Exercise instructions:
Below are records to return verbatim; the pictures are to be dropped.

Records excerpted from a collection:
........

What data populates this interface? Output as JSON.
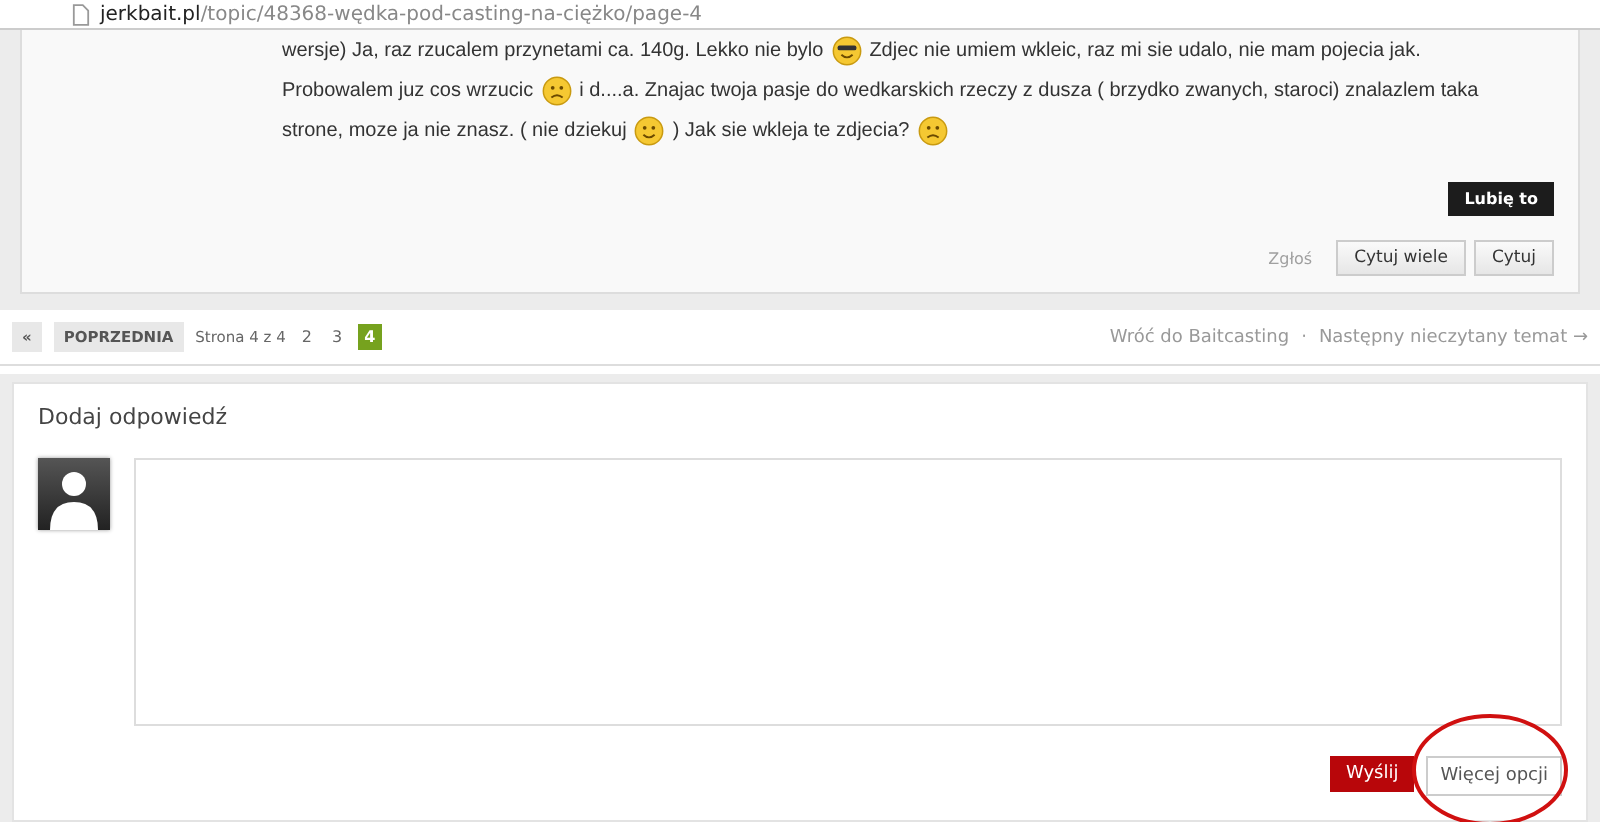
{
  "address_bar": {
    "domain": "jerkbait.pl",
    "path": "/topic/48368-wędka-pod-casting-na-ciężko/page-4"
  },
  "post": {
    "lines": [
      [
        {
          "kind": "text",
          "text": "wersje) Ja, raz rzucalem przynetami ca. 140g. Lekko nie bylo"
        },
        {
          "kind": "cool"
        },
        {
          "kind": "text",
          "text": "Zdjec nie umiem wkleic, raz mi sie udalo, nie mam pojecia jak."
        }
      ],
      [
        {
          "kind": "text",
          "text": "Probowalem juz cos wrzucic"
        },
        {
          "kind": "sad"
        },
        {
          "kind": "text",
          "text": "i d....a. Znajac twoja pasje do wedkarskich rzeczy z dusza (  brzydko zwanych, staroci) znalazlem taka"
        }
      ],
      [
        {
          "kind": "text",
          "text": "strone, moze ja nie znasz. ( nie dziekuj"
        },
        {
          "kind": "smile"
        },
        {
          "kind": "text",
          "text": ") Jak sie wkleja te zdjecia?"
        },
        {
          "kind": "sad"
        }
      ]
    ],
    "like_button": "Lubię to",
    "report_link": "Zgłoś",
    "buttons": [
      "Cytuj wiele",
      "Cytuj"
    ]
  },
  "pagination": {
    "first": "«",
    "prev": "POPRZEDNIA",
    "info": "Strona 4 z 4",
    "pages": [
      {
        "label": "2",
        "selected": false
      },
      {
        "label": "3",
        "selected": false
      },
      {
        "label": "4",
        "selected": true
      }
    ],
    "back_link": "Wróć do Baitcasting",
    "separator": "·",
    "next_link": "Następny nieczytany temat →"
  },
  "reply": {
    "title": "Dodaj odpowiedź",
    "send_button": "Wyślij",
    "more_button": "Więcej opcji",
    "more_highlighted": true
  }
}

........

Result:
What data populates this interface? Output as JSON.
{
  "address_bar": {
    "domain": "jerkbait.pl",
    "path": "/topic/48368-wędka-pod-casting-na-ciężko/page-4"
  },
  "post": {
    "lines": [
      [
        {
          "kind": "text",
          "text": "wersje) Ja, raz rzucalem przynetami ca. 140g. Lekko nie bylo"
        },
        {
          "kind": "cool"
        },
        {
          "kind": "text",
          "text": "Zdjec nie umiem wkleic, raz mi sie udalo, nie mam pojecia jak."
        }
      ],
      [
        {
          "kind": "text",
          "text": "Probowalem juz cos wrzucic"
        },
        {
          "kind": "sad"
        },
        {
          "kind": "text",
          "text": "i d....a. Znajac twoja pasje do wedkarskich rzeczy z dusza (  brzydko zwanych, staroci) znalazlem taka"
        }
      ],
      [
        {
          "kind": "text",
          "text": "strone, moze ja nie znasz. ( nie dziekuj"
        },
        {
          "kind": "smile"
        },
        {
          "kind": "text",
          "text": ") Jak sie wkleja te zdjecia?"
        },
        {
          "kind": "sad"
        }
      ]
    ],
    "like_button": "Lubię to",
    "report_link": "Zgłoś",
    "buttons": [
      "Cytuj wiele",
      "Cytuj"
    ]
  },
  "pagination": {
    "first": "«",
    "prev": "POPRZEDNIA",
    "info": "Strona 4 z 4",
    "pages": [
      {
        "label": "2",
        "selected": false
      },
      {
        "label": "3",
        "selected": false
      },
      {
        "label": "4",
        "selected": true
      }
    ],
    "back_link": "Wróć do Baitcasting",
    "separator": "·",
    "next_link": "Następny nieczytany temat →"
  },
  "reply": {
    "title": "Dodaj odpowiedź",
    "send_button": "Wyślij",
    "more_button": "Więcej opcji",
    "more_highlighted": true
  }
}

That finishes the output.